| Input data |
======
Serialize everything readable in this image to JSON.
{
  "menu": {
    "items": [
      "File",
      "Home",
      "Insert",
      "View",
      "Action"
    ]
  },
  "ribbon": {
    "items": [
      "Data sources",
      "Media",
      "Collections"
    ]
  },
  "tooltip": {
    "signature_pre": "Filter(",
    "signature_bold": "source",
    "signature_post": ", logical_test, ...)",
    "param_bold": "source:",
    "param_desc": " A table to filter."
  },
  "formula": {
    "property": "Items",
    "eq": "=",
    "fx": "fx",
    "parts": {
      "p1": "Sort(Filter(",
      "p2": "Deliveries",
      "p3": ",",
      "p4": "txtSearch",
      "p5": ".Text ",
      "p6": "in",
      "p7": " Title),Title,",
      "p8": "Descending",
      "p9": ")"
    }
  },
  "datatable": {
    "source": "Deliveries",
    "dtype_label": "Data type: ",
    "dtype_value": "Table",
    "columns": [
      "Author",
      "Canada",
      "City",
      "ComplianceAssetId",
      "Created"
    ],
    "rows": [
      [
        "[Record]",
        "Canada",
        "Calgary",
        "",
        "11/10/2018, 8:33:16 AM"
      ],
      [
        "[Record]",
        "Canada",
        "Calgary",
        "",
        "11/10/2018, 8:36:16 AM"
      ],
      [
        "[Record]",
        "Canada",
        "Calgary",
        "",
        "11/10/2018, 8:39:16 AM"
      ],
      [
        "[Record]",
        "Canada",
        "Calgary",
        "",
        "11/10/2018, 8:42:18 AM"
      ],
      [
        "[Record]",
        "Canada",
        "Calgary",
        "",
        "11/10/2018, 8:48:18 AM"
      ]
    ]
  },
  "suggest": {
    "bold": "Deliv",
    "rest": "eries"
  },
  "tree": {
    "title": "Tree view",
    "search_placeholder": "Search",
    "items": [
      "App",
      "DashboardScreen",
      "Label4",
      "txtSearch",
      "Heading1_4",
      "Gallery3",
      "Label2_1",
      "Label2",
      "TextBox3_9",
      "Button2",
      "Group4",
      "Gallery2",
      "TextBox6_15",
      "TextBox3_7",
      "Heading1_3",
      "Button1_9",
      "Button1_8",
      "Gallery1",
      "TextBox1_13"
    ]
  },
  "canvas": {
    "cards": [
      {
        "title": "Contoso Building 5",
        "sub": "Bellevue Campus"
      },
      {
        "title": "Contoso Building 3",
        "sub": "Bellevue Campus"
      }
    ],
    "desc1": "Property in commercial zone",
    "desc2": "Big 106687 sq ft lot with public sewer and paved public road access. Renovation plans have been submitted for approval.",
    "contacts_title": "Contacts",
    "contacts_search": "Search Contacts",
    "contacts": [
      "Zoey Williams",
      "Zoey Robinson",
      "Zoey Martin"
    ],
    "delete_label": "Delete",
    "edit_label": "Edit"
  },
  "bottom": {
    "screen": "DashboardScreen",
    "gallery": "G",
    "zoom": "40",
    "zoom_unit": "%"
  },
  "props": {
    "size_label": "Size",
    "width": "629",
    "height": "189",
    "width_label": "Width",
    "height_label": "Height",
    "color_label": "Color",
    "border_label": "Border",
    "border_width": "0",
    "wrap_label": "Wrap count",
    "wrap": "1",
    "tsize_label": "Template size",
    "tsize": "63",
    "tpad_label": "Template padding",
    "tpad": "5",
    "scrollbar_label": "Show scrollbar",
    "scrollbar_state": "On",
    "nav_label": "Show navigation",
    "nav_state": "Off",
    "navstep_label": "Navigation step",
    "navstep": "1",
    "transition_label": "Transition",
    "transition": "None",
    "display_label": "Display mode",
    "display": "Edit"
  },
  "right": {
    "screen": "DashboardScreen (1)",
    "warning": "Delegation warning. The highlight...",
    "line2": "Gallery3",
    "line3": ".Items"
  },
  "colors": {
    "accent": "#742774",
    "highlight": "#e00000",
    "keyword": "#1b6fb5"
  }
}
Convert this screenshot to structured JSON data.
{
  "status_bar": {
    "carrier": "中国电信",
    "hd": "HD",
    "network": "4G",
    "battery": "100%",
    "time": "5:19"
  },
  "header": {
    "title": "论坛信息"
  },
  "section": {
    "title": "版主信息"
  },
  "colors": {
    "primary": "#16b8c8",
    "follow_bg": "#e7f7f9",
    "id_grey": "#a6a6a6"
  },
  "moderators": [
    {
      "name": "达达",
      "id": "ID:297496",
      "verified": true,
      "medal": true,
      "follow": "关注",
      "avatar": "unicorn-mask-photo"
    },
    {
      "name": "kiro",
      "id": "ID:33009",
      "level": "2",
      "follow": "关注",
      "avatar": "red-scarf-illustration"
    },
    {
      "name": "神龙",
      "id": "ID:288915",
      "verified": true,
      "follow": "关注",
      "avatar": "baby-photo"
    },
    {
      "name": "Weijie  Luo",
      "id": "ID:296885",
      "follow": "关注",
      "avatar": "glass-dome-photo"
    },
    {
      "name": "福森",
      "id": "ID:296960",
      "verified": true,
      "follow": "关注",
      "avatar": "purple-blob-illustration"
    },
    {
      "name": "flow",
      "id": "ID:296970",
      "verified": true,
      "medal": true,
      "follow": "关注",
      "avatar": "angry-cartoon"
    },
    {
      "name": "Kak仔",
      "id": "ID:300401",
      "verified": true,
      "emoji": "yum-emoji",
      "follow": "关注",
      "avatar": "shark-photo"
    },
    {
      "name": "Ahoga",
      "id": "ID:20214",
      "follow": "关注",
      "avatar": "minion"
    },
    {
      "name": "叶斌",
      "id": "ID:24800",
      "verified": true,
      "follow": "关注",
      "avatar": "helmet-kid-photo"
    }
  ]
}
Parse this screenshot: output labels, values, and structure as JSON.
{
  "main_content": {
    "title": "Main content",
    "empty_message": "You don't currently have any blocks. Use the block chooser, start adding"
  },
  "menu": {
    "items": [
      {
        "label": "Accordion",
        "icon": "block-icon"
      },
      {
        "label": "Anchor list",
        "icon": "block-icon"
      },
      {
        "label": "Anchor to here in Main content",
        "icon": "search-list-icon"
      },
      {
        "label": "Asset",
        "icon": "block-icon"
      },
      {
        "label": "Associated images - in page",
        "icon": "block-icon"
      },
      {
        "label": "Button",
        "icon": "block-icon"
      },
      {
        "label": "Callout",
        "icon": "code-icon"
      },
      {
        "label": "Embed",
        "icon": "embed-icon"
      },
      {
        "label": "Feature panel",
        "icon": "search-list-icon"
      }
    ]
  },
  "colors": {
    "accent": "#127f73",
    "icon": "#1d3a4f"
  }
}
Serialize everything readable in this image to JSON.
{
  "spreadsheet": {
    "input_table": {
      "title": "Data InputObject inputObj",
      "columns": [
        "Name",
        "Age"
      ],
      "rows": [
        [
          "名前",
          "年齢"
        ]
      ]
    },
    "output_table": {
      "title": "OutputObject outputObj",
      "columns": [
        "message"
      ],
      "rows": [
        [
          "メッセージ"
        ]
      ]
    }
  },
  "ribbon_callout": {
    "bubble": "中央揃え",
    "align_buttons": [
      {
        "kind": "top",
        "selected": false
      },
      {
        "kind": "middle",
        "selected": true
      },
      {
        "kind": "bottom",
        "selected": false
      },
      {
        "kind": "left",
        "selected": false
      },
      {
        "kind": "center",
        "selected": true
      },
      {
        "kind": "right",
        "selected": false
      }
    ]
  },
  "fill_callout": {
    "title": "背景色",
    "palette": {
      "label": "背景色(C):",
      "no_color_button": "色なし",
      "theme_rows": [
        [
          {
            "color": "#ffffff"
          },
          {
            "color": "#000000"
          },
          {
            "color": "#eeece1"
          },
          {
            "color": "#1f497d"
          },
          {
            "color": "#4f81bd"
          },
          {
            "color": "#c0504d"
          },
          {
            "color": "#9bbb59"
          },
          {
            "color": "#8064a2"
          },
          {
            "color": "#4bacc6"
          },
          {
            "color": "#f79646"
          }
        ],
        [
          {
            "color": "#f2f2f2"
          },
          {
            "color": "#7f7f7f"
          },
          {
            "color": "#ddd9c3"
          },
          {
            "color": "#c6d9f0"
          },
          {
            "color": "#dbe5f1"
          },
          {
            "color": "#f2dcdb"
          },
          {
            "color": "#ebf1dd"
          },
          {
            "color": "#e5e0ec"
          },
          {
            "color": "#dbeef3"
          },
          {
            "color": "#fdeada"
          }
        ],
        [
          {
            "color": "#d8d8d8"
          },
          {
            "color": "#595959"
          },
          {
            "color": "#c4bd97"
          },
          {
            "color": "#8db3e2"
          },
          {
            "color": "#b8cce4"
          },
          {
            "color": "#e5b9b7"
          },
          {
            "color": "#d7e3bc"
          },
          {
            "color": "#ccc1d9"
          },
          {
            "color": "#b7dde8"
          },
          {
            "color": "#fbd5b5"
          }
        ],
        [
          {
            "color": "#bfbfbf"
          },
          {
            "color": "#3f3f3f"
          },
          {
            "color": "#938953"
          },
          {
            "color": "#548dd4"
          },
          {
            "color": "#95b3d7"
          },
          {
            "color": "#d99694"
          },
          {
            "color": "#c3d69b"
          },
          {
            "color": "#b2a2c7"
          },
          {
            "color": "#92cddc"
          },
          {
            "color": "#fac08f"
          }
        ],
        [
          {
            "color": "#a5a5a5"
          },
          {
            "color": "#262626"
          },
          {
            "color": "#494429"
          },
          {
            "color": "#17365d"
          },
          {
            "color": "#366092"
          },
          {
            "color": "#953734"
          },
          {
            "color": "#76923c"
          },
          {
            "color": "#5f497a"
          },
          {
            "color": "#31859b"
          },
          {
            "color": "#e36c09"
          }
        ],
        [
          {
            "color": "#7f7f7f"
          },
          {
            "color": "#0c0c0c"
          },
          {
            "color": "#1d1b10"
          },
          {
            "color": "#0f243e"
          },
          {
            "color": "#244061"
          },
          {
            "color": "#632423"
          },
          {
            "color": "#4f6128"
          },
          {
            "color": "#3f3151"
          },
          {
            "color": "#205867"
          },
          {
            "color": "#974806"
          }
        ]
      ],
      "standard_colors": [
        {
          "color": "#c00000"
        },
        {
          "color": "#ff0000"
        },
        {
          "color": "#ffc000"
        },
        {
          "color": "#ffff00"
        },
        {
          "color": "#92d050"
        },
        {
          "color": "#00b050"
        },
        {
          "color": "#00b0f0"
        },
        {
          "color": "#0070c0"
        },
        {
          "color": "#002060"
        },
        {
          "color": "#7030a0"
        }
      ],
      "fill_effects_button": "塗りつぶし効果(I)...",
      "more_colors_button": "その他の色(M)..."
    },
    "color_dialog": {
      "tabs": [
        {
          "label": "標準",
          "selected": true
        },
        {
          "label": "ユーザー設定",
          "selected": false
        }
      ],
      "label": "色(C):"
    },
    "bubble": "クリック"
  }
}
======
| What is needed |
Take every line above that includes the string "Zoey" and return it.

| Written answer |
      "Zoey Williams",
      "Zoey Robinson",
      "Zoey Martin"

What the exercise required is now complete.